# [DATA UNDER STUDY]
Start of Block
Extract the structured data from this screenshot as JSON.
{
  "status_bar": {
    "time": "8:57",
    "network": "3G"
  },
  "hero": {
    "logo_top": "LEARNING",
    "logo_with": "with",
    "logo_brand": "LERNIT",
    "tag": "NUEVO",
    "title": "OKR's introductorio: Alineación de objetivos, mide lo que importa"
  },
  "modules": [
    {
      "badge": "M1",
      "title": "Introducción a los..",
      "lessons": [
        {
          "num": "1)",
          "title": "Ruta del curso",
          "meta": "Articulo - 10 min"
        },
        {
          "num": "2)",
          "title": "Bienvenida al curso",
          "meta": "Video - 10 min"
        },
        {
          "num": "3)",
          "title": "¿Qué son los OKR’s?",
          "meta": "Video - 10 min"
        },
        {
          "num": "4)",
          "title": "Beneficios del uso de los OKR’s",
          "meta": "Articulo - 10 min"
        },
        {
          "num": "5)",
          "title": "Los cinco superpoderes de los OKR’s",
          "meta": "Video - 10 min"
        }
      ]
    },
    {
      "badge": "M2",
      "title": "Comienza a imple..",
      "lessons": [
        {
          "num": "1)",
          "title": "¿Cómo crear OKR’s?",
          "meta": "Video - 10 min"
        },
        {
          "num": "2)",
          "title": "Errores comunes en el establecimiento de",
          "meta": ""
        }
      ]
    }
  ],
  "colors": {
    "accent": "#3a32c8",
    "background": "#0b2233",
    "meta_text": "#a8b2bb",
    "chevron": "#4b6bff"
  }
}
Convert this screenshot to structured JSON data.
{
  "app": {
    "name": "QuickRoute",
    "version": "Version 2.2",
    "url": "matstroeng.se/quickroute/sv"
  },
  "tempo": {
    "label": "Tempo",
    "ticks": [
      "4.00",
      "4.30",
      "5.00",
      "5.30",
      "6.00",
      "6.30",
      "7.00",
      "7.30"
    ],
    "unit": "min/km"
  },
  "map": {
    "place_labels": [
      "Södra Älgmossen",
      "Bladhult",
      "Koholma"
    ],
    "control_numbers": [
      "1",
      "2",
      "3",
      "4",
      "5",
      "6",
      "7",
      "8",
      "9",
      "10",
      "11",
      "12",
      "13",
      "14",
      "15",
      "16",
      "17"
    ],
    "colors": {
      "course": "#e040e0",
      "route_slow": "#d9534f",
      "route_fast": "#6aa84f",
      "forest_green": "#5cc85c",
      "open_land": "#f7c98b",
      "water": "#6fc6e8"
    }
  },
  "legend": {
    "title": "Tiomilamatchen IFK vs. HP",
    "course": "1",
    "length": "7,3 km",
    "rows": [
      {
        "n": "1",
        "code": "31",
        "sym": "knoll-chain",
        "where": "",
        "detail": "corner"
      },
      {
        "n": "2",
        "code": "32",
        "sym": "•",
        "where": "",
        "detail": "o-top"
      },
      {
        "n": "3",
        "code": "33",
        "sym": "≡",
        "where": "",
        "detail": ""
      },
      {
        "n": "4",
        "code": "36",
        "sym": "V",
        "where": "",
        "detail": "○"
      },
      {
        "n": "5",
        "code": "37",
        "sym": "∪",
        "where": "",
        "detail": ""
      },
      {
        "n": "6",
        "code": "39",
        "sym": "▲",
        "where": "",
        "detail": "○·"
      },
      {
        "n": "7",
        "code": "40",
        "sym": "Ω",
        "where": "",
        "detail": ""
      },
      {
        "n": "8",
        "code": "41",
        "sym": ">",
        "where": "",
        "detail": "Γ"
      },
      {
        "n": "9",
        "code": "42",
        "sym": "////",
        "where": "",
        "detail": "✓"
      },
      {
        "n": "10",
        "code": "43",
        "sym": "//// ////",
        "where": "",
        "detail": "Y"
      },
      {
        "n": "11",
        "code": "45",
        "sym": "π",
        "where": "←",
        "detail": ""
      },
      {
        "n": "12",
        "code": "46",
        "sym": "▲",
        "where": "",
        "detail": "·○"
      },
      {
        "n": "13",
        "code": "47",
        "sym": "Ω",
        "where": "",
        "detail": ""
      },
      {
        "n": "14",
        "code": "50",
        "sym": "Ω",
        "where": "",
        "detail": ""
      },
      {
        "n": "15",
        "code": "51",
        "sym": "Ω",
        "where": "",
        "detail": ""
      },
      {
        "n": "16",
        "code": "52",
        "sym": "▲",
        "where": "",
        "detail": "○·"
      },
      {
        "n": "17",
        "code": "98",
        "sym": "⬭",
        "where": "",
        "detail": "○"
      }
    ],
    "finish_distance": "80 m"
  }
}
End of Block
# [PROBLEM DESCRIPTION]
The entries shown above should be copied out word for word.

# [EXPECTED ANSWER]
Extract the structured data from this screenshot as JSON.
{
  "status_bar": {
    "time": "8:57",
    "network": "3G"
  },
  "hero": {
    "logo_top": "LEARNING",
    "logo_with": "with",
    "logo_brand": "LERNIT",
    "tag": "NUEVO",
    "title": "OKR's introductorio: Alineación de objetivos, mide lo que importa"
  },
  "modules": [
    {
      "badge": "M1",
      "title": "Introducción a los..",
      "lessons": [
        {
          "num": "1)",
          "title": "Ruta del curso",
          "meta": "Articulo - 10 min"
        },
        {
          "num": "2)",
          "title": "Bienvenida al curso",
          "meta": "Video - 10 min"
        },
        {
          "num": "3)",
          "title": "¿Qué son los OKR’s?",
          "meta": "Video - 10 min"
        },
        {
          "num": "4)",
          "title": "Beneficios del uso de los OKR’s",
          "meta": "Articulo - 10 min"
        },
        {
          "num": "5)",
          "title": "Los cinco superpoderes de los OKR’s",
          "meta": "Video - 10 min"
        }
      ]
    },
    {
      "badge": "M2",
      "title": "Comienza a imple..",
      "lessons": [
        {
          "num": "1)",
          "title": "¿Cómo crear OKR’s?",
          "meta": "Video - 10 min"
        },
        {
          "num": "2)",
          "title": "Errores comunes en el establecimiento de",
          "meta": ""
        }
      ]
    }
  ],
  "colors": {
    "accent": "#3a32c8",
    "background": "#0b2233",
    "meta_text": "#a8b2bb",
    "chevron": "#4b6bff"
  }
}
Convert this screenshot to structured JSON data.
{
  "app": {
    "name": "QuickRoute",
    "version": "Version 2.2",
    "url": "matstroeng.se/quickroute/sv"
  },
  "tempo": {
    "label": "Tempo",
    "ticks": [
      "4.00",
      "4.30",
      "5.00",
      "5.30",
      "6.00",
      "6.30",
      "7.00",
      "7.30"
    ],
    "unit": "min/km"
  },
  "map": {
    "place_labels": [
      "Södra Älgmossen",
      "Bladhult",
      "Koholma"
    ],
    "control_numbers": [
      "1",
      "2",
      "3",
      "4",
      "5",
      "6",
      "7",
      "8",
      "9",
      "10",
      "11",
      "12",
      "13",
      "14",
      "15",
      "16",
      "17"
    ],
    "colors": {
      "course": "#e040e0",
      "route_slow": "#d9534f",
      "route_fast": "#6aa84f",
      "forest_green": "#5cc85c",
      "open_land": "#f7c98b",
      "water": "#6fc6e8"
    }
  },
  "legend": {
    "title": "Tiomilamatchen IFK vs. HP",
    "course": "1",
    "length": "7,3 km",
    "rows": [
      {
        "n": "1",
        "code": "31",
        "sym": "knoll-chain",
        "where": "",
        "detail": "corner"
      },
      {
        "n": "2",
        "code": "32",
        "sym": "•",
        "where": "",
        "detail": "o-top"
      },
      {
        "n": "3",
        "code": "33",
        "sym": "≡",
        "where": "",
        "detail": ""
      },
      {
        "n": "4",
        "code": "36",
        "sym": "V",
        "where": "",
        "detail": "○"
      },
      {
        "n": "5",
        "code": "37",
        "sym": "∪",
        "where": "",
        "detail": ""
      },
      {
        "n": "6",
        "code": "39",
        "sym": "▲",
        "where": "",
        "detail": "○·"
      },
      {
        "n": "7",
        "code": "40",
        "sym": "Ω",
        "where": "",
        "detail": ""
      },
      {
        "n": "8",
        "code": "41",
        "sym": ">",
        "where": "",
        "detail": "Γ"
      },
      {
        "n": "9",
        "code": "42",
        "sym": "////",
        "where": "",
        "detail": "✓"
      },
      {
        "n": "10",
        "code": "43",
        "sym": "//// ////",
        "where": "",
        "detail": "Y"
      },
      {
        "n": "11",
        "code": "45",
        "sym": "π",
        "where": "←",
        "detail": ""
      },
      {
        "n": "12",
        "code": "46",
        "sym": "▲",
        "where": "",
        "detail": "·○"
      },
      {
        "n": "13",
        "code": "47",
        "sym": "Ω",
        "where": "",
        "detail": ""
      },
      {
        "n": "14",
        "code": "50",
        "sym": "Ω",
        "where": "",
        "detail": ""
      },
      {
        "n": "15",
        "code": "51",
        "sym": "Ω",
        "where": "",
        "detail": ""
      },
      {
        "n": "16",
        "code": "52",
        "sym": "▲",
        "where": "",
        "detail": "○·"
      },
      {
        "n": "17",
        "code": "98",
        "sym": "⬭",
        "where": "",
        "detail": "○"
      }
    ],
    "finish_distance": "80 m"
  }
}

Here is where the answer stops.